    What Apple will be able to do if they like is detect such a hacked OS if it tries to connect to their Update Server. That's exactly the type of thing remote attestation is for. But they won't be able to keep people from modifying the OS to run on commodity PC hardware.
  • "Older Brother"?? (Score:3, Interesting)

    by Clith ( 5063 ) <rae@tnir.org> on Thursday November 03, 2005 @11:45PM (#13947574) Homepage Journal
    The NeXT code base has been on Intel a *lot* longer than PowerPC (since 1993 [apple.com])!

    The real "older brother" might be NeXT on 68k.

  • by seebs ( 15766 ) on Friday November 04, 2005 @03:55AM (#13948486) Homepage
    No, it fucking isn't time for a class action suit every time someone mildly inconveniences you or fails to blow you just the way you like it.

    NO DAMAGES. They are not damaging you. They are not breaking your toys, they are not promising you something other than what they sell, they are not stealing anything from you. You have NO DAMAGES. You are unharmed. They are not legally obliged to make you maximally happy.

    If Apple promised that everyone who bought OS X could run it on commodity hardware, then reneged and said "no, wait, our hardware only", you might have a basis for a lawsuit.

    I have been involved in a couple of class action lawsuits, such as a lawsuit against Allied Telesyn for sending junk faxes, or a lawsuit I have going with a local mortgage lender where they appear to be on the hook for about $12.5 million in liability. These cases are based on actual damage done to people, not on companies not making me happy enough or running themselves the way I'd like them to.

    I would like it if everyone whose first response to a distant rumor that a future product will not be what you want to buy is to declare that it is "time for a class action" would just STFU and stop being such whiners. If you don't like the product, don't buy it. Congratulations, you have managed to avoid being damaged and you have no need to waste your time going to court over the damages you were able to avoid by NOT EVEN DOING A DAMN THING.
  • by Senjutsu ( 614542 ) on Friday November 04, 2005 @06:23AM (#13948802)
    Apple wasn't going to have completed the Intel transition till 2007 anyway, so it's not like the timing is a huge problem. The dual-core PA Semi chip is supposed to be out first, 3Q06;

    Yeah, assuming absolutely no delays, and part of that plan is to scale down to a new 65 nm process, and new processes are always fraught with delays. It's like a freaking law of nature.

    The PowerPC road is littered with the bloated corpses of aggressive young companies that were going to come in and shoot the moon with fantastic new advances; history is not on PA Semi's side. Freescale's got a magic new G4 that was due months and months ago. Remember Exponential Technologies and their revolutionary x704? Neither does anyone else, but in 1996 the tech world was enchanted with its promises of a new PowerPC (shipping in 12 months!) that was going to run circles around everything else. Good thing Apple didn't bet on their success.

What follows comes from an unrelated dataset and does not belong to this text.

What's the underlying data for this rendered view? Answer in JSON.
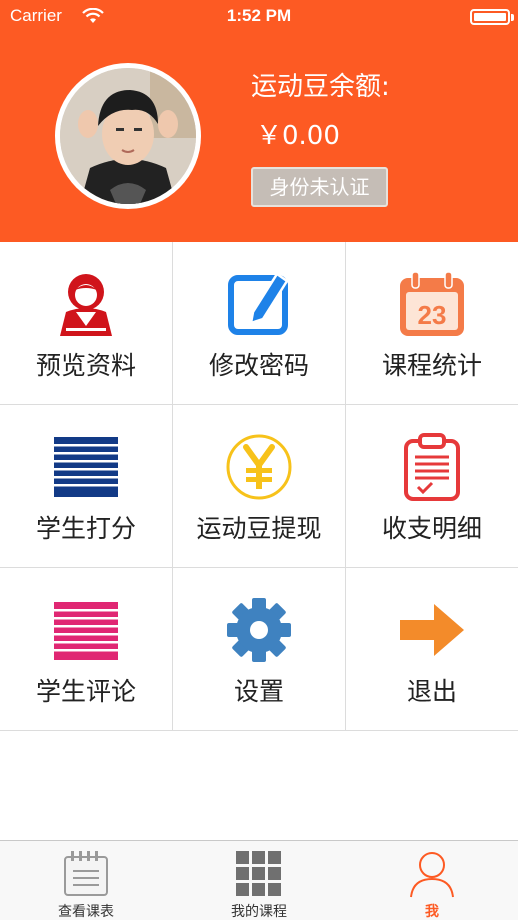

    And what's Apple supposed to do? Sit around with the portable lineup stagnant for another 18 months because of the vapourware promises of a startup with no experience delivering to a company as big as Apple? That sounds like a winning business plan to you? Betting the farm on a fringe player's completely unsubstantiated promises is suicide.

    No, Apple's making the smart move: putting themselves where all the competition is. Now they don't have to worry about keeping up with the Joneses because they are the Joneses. Apple will finally have two suppliers driving each other in the same market space, which is a luxury they haven't had since the early days of the PowerPC. Hell, all reports are that the current x86 Mac dev boxes already kick the living shit out of the G5 lineup, speedwise.

Variables don't; constants aren't.